The first few days on the trail present quite a challenge for the South Bound A.T. hiker.
- Day #1 Climb Katahdin and descend right back down to where you started
- Day #2 Hike 10 miles over very wet biting bug filled terrain to the Abol Bridge area
- Day #3 Start the 100 Mile Wilderness
Examining the first day a little closer here is what I am up against:
The highest mountain in Maine, Mount Katahdin is an irregularly shaped mountain mass, its largest peak being Baxter Peak, which summits at 5,267 feet
Hike up to Baxter Peak via the Abol Slide Trail
Following a large slide up the southwestern side of Katahdin, the Abol trail is said to be the oldest route to the summit of Baxter Peak.
Beginning at the tote road at the Abol campground, this path crosses through the campground, entering an old tote road, to a tributary of Abol Stream, continuing along the southern bank of the stream for 0.6 miles, then turns to the northeast (right), away from the stream, and then sharply to the right. At 1.3 miles, you will come across a gravel wash of old Abol Slide.
Climb the slide, to reach a more recent slide at 1.9 miles. At this point, the slide becomes steeper and entirely bare.
When you reach the tableland, paint blazes will mark a trail leading 0.1 miles to Thoreau Spring and the Hunt trail. Take that path, turning to the right onto the Hunt trail, continuing northeast through easy slopes to the summit of Katahdin.
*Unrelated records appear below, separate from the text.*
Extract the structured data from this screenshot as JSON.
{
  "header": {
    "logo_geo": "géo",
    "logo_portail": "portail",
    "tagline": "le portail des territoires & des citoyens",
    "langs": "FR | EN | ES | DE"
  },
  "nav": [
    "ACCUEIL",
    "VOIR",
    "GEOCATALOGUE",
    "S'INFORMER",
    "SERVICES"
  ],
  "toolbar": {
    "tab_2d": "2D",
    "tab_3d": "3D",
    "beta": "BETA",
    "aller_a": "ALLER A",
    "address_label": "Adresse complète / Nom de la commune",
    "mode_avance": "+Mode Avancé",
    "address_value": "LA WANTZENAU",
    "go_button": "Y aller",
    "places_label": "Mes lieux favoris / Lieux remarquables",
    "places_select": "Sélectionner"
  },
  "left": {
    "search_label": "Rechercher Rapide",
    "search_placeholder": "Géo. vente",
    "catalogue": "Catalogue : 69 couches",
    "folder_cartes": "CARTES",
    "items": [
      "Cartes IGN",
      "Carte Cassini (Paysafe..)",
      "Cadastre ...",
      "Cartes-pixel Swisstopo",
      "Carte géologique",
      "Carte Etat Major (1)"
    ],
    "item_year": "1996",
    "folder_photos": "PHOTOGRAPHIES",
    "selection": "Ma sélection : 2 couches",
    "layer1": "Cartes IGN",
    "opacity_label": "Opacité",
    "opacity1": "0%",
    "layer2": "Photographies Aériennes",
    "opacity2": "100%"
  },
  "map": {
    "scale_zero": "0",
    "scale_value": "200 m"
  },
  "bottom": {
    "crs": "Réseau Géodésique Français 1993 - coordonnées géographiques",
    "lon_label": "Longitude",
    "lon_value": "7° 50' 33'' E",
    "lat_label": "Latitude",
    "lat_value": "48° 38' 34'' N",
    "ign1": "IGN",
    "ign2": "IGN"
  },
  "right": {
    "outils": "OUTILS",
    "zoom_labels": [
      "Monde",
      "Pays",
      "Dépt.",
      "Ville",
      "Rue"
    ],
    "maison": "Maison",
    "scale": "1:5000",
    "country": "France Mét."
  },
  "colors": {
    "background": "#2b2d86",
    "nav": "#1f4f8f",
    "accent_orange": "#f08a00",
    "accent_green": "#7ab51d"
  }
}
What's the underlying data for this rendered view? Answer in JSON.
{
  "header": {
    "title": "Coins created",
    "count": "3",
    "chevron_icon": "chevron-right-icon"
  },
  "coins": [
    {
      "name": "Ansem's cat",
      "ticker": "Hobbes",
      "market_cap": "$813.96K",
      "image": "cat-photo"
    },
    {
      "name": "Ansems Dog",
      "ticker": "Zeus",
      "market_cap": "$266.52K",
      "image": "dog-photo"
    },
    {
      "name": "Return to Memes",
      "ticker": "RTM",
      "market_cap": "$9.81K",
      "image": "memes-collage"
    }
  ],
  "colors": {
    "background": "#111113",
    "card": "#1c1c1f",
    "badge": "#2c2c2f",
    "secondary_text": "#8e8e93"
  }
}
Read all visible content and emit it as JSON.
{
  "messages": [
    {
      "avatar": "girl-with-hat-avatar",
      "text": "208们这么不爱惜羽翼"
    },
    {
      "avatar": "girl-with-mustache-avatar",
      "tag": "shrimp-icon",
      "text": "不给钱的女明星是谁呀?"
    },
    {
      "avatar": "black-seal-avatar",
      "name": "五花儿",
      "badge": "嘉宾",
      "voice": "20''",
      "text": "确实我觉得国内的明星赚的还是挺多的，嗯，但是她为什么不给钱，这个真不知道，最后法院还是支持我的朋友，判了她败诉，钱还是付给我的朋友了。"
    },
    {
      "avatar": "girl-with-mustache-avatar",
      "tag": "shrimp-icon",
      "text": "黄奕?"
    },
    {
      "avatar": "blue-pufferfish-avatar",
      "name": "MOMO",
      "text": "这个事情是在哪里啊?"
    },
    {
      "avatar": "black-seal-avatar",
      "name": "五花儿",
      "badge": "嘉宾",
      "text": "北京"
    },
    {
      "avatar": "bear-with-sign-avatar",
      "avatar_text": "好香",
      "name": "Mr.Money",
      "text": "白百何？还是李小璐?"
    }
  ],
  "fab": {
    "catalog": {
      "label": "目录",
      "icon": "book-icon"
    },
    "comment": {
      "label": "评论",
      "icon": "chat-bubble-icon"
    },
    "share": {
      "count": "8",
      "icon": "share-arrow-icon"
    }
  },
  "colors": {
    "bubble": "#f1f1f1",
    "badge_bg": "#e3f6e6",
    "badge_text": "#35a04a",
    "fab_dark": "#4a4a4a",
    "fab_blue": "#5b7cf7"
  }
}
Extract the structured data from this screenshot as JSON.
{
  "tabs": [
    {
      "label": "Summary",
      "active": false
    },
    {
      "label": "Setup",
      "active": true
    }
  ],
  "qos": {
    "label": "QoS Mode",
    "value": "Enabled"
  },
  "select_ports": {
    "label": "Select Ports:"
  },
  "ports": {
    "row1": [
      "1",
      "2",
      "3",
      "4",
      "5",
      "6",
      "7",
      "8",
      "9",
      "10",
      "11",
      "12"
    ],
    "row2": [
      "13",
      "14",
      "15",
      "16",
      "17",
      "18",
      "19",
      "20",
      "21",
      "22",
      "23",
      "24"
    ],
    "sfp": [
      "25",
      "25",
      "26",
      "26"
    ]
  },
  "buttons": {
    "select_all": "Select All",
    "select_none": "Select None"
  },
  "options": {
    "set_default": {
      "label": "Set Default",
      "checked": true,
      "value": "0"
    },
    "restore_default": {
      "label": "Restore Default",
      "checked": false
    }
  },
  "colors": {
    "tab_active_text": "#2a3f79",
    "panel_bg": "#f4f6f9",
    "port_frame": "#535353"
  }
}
Many hikers will use the Abol and Hunt trails as a circuit, going up one and down the other.
- Distance to Baxter Peak from the Abol campground via Abol trail 3.8 miles
Hike back down Katahdin on The Hunt trail to Katahdin Stream Campground
The Hunt trail, a white-blazed trail, denoting the official route of the Appalachian trail, climbs the mountain from the southwest. The trail begins at the Katahdin Stream campground, following the northern side of Katahdin Stream. At 1.1 miles, it passes the trail to Owl Mountain on the left, then crosses Katahdin Stream and, soon after that, there is a sidetrail to Katahdin Stream Falls.
The trail then enters a spruce forest. At 2.7 miles, you'll see two large rocks that form a cave that is capable of providing shelter for up to four people in bad weather. About fifty yards from the cave, there is a spring, although it is sometimes dry.
The trail continues through spruce growth, emerging into a bare, steep crest, known as the Camel's Hump. The trail goes on, winding through large boulders, crosses a wide shelf, and ascends steeply for a half mile over broken rock to the open tableland, at 3.7 miles, where two slabs of rock mark the "Gateway."
Continuing east, following the white blazes, you will come to Thoreau Spring, at 4.2 miles, where you can usually find water. At this point, Baxter Peak Cutoff goes to the left, reaching the Saddle in 0.9 miles. To the right, the Abol trail descends 2.8 miles to the Abol campground, while the Hunt trail continues to ascend northeast for one mile to Baxter Peak.
- Distance From Baxter Peak to Katahdin Stream campground via the Hunt trail 5.2 miles
This plan is entirely contingent on weather and conditions on the tablelands. if it is too wet or ugly they won't let hikers on the mountain.
I am equally excited and afraid of this first day. I will have a good friend starting the hike with me so the support will be there but I am not in very good shape only having two months to prepare so it should be a massive challenge for me.